• _What you are asked to do_:
The answer must consist of every line in the data below that holds the word "sublabel".

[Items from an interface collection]

▼

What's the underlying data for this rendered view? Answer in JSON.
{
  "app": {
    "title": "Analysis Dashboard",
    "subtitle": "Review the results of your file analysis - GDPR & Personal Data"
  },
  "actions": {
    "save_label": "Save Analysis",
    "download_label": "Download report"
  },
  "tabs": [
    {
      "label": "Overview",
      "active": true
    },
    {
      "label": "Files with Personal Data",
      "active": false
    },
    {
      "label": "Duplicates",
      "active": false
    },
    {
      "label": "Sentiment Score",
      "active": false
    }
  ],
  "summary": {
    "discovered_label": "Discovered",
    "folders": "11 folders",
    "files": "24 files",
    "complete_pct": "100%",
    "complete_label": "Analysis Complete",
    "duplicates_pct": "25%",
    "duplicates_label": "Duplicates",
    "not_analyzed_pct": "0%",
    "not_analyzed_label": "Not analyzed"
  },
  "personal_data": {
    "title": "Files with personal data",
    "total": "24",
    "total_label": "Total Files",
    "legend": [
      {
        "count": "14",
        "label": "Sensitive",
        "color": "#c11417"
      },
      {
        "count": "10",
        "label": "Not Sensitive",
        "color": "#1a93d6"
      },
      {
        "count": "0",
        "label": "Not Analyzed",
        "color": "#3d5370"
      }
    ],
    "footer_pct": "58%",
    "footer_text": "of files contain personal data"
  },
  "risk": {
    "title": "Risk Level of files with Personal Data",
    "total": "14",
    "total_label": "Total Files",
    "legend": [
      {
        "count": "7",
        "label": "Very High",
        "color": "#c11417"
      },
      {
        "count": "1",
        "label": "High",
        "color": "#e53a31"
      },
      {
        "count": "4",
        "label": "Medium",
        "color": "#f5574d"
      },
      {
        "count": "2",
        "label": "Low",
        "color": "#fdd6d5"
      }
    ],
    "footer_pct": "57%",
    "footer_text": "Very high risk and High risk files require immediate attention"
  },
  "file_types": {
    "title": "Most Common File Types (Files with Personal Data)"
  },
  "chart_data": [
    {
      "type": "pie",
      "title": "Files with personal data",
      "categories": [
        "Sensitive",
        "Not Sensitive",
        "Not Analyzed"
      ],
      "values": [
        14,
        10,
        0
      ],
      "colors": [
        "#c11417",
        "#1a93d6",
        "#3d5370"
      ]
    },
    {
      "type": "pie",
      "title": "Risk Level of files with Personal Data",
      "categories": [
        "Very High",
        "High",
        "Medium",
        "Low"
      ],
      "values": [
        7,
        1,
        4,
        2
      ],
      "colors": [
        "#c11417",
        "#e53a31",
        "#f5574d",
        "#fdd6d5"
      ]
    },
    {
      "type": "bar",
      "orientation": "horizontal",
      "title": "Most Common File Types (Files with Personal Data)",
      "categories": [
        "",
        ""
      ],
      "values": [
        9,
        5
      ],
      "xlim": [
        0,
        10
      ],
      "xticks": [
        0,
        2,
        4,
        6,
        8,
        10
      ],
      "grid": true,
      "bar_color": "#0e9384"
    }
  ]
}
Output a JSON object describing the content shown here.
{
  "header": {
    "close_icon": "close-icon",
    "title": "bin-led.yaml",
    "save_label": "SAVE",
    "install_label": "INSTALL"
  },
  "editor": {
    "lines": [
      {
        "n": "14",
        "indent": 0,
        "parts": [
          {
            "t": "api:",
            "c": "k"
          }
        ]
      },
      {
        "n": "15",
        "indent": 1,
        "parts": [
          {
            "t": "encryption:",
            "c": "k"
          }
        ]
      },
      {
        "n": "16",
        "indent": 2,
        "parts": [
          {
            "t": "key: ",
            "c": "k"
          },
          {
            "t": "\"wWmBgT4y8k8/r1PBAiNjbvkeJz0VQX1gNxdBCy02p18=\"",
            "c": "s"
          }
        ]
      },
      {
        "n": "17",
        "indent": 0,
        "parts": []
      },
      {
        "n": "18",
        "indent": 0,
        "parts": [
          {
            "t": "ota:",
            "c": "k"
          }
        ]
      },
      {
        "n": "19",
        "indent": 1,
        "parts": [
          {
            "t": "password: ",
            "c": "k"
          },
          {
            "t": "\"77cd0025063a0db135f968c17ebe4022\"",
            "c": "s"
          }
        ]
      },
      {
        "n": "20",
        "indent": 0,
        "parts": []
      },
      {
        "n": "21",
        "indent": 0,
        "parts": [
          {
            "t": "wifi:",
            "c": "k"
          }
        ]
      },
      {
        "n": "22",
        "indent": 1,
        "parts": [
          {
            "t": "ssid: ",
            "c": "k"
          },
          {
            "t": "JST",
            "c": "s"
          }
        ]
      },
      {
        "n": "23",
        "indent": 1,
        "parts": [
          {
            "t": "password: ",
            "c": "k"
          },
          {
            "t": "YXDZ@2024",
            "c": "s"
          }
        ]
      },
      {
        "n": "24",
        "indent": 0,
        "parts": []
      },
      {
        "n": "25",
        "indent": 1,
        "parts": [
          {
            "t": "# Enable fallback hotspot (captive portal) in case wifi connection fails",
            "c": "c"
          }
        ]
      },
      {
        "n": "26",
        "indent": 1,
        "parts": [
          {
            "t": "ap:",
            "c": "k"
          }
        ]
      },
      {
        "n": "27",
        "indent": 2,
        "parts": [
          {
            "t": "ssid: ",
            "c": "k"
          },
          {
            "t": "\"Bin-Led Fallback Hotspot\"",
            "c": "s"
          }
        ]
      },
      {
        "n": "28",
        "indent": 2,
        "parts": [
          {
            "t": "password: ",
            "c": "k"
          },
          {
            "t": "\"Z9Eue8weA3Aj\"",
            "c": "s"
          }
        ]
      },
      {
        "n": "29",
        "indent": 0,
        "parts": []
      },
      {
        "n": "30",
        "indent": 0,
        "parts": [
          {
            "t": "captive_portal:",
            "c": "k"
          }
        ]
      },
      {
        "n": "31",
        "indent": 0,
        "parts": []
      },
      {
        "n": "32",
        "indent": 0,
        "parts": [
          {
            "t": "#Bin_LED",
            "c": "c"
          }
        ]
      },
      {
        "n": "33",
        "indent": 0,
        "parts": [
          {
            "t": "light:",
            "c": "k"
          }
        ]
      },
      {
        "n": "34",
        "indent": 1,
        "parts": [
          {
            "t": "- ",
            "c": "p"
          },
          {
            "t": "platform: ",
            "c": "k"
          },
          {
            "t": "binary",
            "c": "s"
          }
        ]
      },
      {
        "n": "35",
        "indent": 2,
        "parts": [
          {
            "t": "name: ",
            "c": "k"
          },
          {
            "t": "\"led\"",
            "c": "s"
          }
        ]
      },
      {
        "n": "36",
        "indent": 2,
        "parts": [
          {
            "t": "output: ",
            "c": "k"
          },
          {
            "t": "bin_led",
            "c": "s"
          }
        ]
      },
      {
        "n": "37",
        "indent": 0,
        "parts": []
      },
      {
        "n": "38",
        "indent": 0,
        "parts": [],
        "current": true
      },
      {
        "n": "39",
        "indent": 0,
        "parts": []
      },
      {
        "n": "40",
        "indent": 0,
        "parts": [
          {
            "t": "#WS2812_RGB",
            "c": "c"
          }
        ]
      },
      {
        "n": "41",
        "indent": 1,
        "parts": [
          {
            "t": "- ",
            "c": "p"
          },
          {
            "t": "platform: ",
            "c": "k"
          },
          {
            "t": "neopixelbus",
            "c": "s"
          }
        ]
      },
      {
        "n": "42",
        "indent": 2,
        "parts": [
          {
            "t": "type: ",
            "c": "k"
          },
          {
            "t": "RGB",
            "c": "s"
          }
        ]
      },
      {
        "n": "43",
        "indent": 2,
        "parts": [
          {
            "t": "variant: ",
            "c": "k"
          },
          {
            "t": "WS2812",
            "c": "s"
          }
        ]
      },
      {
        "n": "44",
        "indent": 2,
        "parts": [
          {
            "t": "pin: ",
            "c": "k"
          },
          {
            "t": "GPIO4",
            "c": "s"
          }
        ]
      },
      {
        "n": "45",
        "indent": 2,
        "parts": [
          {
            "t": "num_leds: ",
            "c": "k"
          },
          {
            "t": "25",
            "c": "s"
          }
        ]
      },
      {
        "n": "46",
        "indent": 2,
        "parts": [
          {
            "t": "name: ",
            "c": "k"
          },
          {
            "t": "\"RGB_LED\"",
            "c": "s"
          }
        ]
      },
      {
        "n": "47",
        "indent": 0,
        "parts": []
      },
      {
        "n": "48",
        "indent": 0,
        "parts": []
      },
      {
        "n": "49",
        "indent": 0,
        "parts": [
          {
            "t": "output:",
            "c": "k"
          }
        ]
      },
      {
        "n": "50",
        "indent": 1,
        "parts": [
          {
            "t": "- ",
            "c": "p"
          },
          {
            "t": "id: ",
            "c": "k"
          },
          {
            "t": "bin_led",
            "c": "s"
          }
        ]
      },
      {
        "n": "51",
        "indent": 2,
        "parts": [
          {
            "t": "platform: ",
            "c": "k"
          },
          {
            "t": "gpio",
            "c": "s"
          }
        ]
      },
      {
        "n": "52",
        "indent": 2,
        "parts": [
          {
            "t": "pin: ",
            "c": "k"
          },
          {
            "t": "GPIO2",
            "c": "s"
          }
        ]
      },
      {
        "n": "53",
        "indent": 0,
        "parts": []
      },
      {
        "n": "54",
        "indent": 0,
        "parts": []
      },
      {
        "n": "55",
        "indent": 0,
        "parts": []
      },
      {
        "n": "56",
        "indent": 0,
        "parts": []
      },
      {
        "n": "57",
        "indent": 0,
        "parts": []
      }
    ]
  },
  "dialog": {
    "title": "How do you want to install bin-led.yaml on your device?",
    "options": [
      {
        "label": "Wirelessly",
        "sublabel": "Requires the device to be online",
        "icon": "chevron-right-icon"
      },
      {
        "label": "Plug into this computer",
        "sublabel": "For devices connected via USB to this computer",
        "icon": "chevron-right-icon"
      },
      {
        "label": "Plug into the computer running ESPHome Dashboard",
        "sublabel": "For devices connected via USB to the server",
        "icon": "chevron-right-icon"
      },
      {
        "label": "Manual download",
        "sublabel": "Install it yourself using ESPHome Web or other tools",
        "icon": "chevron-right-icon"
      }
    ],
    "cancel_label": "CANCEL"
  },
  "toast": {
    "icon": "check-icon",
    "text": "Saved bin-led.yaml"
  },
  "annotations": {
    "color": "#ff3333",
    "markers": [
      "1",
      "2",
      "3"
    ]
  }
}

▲

• _Solution for this task_:
        "sublabel": "Requires the device to be online",
        "sublabel": "For devices connected via USB to this computer",
        "sublabel": "For devices connected via USB to the server",
        "sublabel": "Install it yourself using ESPHome Web or other tools",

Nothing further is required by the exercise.